DETROIT – Wednesday was a big day for residents of Detroit -- a day Detroiters have been waiting nearly 10 months for.
400 people will receive the COVID-19 vaccine on the city’s first day of administering treatment at the TCF Center.
More than 1,700 people have died from coronavirus in Detroit, a little less than half of the roughly 3,600 that have died in Wayne County.
27,000 Detroiters have tested positive, but there is hope. Detroit is offering 20,000 COVID-19 appointments through Feb. 5 as the city moves into the next phase.
The first Detroit residents -- seniors over 75 and older; Good Neighbors 65 and up who drove a senior and teachers set up appointments and became the first citizens in Detroit to get the first vaccine shot.
Mayor Mike Duggan knows a lot is riding on this and had police officers and volunteers help direct people to the vaccinations.
“I believe this is the beginning of the end of it,” Duggan said. “I had my second shot yesterday, so in a week I will visit my grandkids for the first time since before Thanksgiving. This is the first step to getting our lives back.”
People should call 313-230-0505 to schedule an appointment only if they meet the following qualifications:
- A Detroit resident 75 and older
- Any “good neighbor” 65 and older who drives a 75 year old (or older) Detroit resident to TCF
- The following Group B essential workers: K-12 teachers and support staff and child care workers
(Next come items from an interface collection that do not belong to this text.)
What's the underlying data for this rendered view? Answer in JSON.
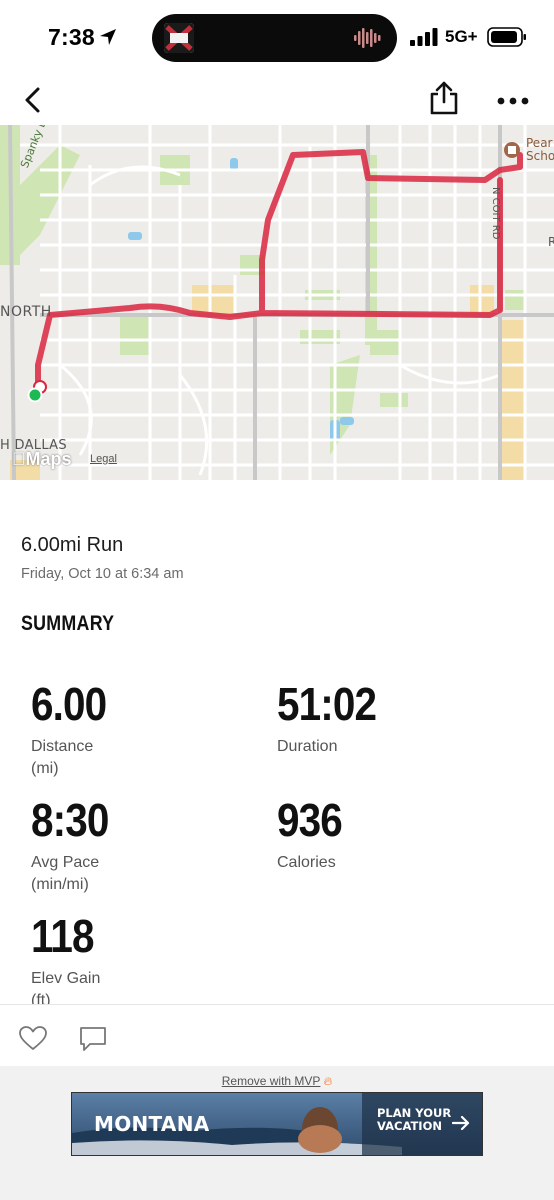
{
  "status_bar": {
    "time": "7:38",
    "network": "5G+",
    "icons": [
      "location-arrow-icon",
      "signal-bars-icon",
      "battery-icon"
    ]
  },
  "nav": {
    "icons": [
      "chevron-left-icon",
      "share-icon",
      "more-dots-icon"
    ]
  },
  "map": {
    "labels": {
      "north": "NORTH",
      "dallas": "H DALLAS",
      "spanky": "Spanky Branch",
      "road": "N COIT RD",
      "poi": "Pear\nScho",
      "r": "R"
    },
    "brand": "Maps",
    "legal": "Legal",
    "route_color": "#d9263f",
    "start_color": "#1db954"
  },
  "activity": {
    "title": "6.00mi Run",
    "date": "Friday, Oct 10 at 6:34 am"
  },
  "summary": {
    "heading": "SUMMARY",
    "stats": [
      {
        "value": "6.00",
        "label": "Distance\n(mi)"
      },
      {
        "value": "51:02",
        "label": "Duration"
      },
      {
        "value": "8:30",
        "label": "Avg Pace\n(min/mi)"
      },
      {
        "value": "936",
        "label": "Calories"
      },
      {
        "value": "118",
        "label": "Elev Gain\n(ft)"
      }
    ]
  },
  "actions": {
    "icons": [
      "heart-icon",
      "comment-icon"
    ]
  },
  "ad": {
    "remove_text": "Remove with MVP",
    "brand": "MONTANA",
    "cta": "PLAN YOUR\nVACATION"
  }
}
Because supply of the vaccine is limited, residents are required to get an appointment. More information on how to set up an appointment can be found here.